5) Toshiba HD-DVD - I hate how SONY has killed and dragged all the high end audio/video formats out because of worrying about their copy protection schemes..... so I'm voting with my pocket book for the other standard.. uggh, on the plus side I don't care if it becomes a paperweight just like my laserdisc player did, because the output is so insanely good on 103" screen that you have to be an early adopter.. what I'm not doing is buying content, just renting so save that bath$$$
I agree with Vegasears that this could become a sensitive thread..so the following is purely personal:
A few years ago at the FSI Montreal there was a 5.1 Linn set up consisting of probably $50,000 of gear to play Dark Side of the Moon SACD 5.1.....bad is an understatement...was it Linn, was it DSOM in 5.1 that lost me based on my 2ch reference, dunno but I came out immensely disappointed.
Magnepan 3.6s playing Pink Floyd (narrowly avoided)
Musical Fidelity's "tube buffer" (I fell for this one)
And, luckily it wasn't mine, but a local dealer has a McIntosh amp (don't know which one) connected to a dcs DAC and some expensive Focal speakers. This was one of the worst systems I've ever heard.
Most expensive audio disappointment?
Finding out you can never be satisfied with the system you put together, regardless how good great or outstanding it actually may be.
In other words the audio treadmill of incessantly buying and trying this and that, then reselling this or that, never comes to a complete stop for you, it just slows down now and then... and you will never get off it.
Now that right there is about as expensive an experience as you may or may not, find.
Koss ESP 950 electrostatic headphones. Before giving up on them they were returned three times to Factory for repair under lifetime warranty.
Headroom More Static line-level cross-feed processor with outboard power supply. Expensive device with compromised SQ despite use of excellent OP627 op amps. The unit was vastly improved with lite modifications to the stock power supply. However in factory form it was an illustration that placing an additional device in the signal path is usually a bad idea. Also a good lesson that Stereophile Class A rankings can be fishy.
Mid-90s Magnepan 3.X speakers. Good entry-level offer at a time when I was getting acquainted with high end audio, but otherwise just passing through thanks.
Regarding Koss ESP/950 electrostatic headphones. They finally figured out what the design defect was. I'm on my second pair.
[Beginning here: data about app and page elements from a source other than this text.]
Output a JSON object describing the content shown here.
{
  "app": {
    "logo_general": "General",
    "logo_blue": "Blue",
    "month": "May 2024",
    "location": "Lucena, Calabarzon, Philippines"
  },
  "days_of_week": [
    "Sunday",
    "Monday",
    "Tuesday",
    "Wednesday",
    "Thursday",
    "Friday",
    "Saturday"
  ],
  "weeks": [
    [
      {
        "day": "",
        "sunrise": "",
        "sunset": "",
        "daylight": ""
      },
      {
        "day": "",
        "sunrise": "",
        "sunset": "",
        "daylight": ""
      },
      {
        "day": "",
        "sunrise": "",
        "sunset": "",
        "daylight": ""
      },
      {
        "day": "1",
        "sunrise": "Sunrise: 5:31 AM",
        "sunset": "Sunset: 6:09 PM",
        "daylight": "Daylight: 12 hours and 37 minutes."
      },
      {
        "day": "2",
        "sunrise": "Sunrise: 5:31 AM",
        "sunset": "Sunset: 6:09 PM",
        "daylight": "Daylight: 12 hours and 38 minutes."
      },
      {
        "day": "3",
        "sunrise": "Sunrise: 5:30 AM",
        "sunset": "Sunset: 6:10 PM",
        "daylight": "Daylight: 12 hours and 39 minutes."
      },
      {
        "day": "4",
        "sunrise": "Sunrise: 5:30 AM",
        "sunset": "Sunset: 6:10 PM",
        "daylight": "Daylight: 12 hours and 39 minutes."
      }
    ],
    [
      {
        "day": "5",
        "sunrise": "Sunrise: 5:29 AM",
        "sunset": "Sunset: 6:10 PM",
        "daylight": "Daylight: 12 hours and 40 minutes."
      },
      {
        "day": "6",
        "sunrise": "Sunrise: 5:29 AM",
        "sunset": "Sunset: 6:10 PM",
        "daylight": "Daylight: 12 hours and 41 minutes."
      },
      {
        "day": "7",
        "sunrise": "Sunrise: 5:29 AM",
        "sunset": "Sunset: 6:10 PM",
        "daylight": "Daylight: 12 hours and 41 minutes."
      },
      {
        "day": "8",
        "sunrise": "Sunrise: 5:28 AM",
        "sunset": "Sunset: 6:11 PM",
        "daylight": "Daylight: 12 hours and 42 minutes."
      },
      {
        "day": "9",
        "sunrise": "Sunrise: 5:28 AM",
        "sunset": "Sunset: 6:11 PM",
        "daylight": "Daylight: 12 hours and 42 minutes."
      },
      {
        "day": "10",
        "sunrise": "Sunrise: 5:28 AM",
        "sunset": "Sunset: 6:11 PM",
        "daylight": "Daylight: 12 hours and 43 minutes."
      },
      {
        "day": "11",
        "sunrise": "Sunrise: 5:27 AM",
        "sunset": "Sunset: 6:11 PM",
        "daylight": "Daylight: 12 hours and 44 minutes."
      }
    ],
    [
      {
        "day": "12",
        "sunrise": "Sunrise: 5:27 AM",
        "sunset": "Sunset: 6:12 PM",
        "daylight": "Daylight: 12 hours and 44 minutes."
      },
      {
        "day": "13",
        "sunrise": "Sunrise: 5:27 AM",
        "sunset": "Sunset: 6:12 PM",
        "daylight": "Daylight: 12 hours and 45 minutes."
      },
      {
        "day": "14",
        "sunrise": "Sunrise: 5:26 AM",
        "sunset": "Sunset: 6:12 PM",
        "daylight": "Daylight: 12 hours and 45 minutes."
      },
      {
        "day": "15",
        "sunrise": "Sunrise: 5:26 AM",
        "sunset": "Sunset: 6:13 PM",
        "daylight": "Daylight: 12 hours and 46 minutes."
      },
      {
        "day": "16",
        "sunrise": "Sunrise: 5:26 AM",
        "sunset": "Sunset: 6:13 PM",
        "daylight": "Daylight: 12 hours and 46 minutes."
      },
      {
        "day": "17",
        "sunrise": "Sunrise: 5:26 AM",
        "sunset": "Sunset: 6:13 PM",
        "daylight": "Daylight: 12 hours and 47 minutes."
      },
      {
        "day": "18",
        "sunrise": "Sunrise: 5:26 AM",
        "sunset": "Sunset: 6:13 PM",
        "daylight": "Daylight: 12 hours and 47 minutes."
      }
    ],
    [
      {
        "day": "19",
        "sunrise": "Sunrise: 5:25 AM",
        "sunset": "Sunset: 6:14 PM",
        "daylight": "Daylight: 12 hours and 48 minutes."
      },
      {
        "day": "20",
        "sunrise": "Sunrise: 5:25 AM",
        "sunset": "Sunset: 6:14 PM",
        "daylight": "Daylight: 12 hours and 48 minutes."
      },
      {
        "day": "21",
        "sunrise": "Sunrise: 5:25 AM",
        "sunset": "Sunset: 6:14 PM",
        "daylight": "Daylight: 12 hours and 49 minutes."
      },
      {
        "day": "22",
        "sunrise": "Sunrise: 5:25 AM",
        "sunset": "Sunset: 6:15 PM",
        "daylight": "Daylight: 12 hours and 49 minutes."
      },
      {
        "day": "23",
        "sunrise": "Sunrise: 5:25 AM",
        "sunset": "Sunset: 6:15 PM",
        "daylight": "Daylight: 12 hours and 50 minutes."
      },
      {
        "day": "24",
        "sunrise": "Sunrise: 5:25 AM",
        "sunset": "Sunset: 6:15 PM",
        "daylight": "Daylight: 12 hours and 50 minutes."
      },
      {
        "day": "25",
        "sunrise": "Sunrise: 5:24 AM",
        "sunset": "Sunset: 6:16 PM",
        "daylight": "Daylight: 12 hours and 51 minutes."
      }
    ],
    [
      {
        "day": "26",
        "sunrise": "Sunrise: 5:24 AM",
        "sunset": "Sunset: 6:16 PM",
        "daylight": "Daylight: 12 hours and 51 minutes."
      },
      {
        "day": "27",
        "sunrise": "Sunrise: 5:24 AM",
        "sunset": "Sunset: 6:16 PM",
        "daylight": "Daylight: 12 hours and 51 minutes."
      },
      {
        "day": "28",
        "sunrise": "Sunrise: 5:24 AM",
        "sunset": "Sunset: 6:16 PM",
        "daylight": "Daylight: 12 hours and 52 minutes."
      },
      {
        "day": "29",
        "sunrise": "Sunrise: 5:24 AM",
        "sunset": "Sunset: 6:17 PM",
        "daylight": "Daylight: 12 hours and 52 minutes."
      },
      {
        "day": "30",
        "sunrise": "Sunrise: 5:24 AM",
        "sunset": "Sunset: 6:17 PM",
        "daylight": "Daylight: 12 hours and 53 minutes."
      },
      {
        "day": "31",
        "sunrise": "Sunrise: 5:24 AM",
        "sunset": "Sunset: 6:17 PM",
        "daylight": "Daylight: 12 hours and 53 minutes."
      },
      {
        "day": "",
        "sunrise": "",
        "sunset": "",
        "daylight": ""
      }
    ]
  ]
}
The first just plain wore out after a few years and Koss replaced it with a refurbished unit under their "no questions asked" lifetime warranty. An excellent sounding headphone and a bargain if you can get a good discount price.